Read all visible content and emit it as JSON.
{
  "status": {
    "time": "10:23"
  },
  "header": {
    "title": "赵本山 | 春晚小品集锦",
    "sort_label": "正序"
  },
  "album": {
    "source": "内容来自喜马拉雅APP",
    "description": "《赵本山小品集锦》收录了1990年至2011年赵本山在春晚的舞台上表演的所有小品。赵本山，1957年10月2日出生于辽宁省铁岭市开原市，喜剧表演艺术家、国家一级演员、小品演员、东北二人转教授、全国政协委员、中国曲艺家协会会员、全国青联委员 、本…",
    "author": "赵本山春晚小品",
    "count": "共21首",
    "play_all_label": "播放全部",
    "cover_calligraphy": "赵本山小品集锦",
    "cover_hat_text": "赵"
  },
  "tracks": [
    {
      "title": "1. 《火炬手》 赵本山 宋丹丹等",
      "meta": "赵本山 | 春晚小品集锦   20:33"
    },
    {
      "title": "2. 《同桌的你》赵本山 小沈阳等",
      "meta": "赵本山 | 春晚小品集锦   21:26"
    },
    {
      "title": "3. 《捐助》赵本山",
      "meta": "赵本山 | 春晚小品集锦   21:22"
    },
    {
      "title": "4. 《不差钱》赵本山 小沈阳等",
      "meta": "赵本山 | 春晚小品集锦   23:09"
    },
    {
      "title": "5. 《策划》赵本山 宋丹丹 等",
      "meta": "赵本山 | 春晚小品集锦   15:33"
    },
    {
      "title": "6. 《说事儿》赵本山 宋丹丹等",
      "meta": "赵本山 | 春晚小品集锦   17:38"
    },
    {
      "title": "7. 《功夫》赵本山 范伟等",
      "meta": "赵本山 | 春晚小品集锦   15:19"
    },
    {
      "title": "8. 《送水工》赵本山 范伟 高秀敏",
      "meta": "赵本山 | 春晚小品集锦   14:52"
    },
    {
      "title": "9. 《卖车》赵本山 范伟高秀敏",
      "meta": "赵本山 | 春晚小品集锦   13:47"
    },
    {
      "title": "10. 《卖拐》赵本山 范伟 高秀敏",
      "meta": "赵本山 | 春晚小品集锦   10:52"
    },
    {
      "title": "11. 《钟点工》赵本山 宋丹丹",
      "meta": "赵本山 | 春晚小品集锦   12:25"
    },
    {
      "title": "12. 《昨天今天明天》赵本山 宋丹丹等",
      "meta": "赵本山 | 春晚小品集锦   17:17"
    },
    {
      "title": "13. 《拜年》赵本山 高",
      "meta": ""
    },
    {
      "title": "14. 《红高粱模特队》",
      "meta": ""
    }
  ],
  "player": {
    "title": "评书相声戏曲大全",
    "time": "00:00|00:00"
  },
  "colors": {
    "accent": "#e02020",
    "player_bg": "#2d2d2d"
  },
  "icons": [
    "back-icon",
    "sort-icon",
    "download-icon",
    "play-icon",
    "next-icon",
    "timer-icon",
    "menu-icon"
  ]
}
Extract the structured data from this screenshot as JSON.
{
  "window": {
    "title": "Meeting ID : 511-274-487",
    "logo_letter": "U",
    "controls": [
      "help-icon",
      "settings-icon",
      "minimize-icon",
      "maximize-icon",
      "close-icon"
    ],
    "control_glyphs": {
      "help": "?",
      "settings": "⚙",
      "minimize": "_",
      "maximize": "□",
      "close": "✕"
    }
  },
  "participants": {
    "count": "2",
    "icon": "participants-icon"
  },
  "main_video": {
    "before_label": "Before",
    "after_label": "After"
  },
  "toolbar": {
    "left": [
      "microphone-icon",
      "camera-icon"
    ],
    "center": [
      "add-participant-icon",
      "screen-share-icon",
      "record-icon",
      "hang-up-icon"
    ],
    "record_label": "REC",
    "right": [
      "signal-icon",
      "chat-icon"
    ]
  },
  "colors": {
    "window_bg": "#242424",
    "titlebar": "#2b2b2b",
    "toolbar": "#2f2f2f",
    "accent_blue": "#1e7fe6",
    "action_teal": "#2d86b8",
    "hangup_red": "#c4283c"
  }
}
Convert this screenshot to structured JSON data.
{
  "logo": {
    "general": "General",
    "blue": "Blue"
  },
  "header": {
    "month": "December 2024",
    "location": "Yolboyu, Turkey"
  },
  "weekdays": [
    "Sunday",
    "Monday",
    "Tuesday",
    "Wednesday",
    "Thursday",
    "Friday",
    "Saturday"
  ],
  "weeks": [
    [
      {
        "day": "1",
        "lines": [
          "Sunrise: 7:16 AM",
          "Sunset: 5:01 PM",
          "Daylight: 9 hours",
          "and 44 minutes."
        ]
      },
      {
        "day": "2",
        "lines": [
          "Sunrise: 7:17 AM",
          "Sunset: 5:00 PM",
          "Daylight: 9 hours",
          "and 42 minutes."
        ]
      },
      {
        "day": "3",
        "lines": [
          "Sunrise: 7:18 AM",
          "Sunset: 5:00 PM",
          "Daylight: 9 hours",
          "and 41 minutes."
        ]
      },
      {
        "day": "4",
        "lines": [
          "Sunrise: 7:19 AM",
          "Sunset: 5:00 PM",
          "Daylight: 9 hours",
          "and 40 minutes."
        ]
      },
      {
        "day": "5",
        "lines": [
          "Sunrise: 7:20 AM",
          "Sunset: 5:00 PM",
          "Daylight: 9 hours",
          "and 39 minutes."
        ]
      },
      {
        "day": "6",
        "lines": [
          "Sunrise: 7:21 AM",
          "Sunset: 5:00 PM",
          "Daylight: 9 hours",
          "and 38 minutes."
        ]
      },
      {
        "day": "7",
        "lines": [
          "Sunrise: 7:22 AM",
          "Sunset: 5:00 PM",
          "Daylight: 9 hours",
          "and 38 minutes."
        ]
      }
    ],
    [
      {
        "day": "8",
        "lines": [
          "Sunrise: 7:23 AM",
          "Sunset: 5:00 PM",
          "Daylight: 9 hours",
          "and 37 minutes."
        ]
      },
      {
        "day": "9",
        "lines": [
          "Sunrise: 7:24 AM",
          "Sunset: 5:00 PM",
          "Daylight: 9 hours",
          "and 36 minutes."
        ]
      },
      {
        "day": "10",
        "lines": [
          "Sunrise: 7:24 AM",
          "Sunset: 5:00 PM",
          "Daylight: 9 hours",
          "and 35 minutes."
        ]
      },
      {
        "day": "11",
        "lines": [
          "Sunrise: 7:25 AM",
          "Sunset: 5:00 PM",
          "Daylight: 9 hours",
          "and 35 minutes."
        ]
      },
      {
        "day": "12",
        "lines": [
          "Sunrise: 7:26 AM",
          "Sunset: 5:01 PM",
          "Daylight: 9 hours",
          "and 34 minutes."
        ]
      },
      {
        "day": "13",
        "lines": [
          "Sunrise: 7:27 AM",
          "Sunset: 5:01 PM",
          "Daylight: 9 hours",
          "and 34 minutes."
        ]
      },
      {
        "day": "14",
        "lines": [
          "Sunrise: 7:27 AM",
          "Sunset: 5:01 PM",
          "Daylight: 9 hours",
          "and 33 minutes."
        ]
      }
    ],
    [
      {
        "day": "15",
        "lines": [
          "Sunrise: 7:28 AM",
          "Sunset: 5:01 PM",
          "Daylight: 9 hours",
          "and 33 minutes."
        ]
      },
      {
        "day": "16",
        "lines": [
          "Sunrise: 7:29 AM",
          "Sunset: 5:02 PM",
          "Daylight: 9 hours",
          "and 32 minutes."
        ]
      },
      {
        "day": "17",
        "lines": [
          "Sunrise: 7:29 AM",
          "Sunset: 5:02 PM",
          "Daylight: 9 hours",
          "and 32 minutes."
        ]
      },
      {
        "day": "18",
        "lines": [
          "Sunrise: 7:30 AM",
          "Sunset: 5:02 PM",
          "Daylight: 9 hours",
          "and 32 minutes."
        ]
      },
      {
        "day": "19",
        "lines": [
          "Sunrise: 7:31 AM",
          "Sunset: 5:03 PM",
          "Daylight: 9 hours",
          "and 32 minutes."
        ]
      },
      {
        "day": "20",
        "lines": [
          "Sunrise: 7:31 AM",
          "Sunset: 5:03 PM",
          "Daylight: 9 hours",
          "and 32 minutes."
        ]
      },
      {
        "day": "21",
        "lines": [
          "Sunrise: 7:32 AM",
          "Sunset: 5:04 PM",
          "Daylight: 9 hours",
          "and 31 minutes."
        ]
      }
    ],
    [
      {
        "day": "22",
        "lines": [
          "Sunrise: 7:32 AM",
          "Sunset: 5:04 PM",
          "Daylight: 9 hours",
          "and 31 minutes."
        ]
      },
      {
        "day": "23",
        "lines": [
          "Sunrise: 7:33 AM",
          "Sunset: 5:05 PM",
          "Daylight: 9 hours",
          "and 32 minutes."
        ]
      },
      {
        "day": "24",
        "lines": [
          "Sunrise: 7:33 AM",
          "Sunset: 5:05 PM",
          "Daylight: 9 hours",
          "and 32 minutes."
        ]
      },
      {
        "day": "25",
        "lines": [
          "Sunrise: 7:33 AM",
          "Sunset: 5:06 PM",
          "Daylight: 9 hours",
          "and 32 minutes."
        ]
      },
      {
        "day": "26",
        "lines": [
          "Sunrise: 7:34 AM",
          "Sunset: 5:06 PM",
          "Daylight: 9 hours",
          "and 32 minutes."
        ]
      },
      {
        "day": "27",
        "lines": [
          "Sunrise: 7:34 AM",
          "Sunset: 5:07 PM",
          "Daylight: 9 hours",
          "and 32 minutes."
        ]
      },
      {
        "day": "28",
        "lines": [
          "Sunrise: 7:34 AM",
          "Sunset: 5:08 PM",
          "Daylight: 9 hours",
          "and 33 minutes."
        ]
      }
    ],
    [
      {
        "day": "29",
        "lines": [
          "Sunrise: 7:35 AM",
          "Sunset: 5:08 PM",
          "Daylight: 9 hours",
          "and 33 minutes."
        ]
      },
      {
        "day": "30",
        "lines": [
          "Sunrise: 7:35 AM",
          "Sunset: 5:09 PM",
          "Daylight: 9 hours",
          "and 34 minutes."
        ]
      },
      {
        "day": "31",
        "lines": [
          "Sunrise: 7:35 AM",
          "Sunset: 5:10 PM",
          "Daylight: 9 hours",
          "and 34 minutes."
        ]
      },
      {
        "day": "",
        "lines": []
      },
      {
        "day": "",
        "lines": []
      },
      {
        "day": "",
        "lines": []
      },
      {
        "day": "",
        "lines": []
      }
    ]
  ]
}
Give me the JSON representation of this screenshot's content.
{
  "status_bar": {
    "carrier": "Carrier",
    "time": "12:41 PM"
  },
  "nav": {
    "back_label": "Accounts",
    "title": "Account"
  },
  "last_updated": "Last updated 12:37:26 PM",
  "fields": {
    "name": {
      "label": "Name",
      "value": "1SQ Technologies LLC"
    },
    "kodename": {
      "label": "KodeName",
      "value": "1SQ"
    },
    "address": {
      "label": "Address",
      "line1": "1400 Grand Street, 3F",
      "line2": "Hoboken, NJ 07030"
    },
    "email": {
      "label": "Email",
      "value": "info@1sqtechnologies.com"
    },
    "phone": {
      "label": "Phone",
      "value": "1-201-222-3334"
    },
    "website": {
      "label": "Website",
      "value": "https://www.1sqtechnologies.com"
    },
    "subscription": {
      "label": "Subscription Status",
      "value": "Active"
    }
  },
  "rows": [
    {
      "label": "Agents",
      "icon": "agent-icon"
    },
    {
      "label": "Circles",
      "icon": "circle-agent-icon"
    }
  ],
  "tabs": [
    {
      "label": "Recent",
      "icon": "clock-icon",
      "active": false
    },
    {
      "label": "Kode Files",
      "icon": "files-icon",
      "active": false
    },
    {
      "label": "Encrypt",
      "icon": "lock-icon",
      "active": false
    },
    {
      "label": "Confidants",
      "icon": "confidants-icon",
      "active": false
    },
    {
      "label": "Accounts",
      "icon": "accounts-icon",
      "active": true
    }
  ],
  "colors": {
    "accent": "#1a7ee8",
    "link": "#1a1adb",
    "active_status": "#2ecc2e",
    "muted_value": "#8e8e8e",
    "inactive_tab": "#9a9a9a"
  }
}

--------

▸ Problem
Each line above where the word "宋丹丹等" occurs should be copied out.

▸ Expected answer
      "title": "1. 《火炬手》 赵本山 宋丹丹等",
      "title": "6. 《说事儿》赵本山 宋丹丹等",
      "title": "12. 《昨天今天明天》赵本山 宋丹丹等",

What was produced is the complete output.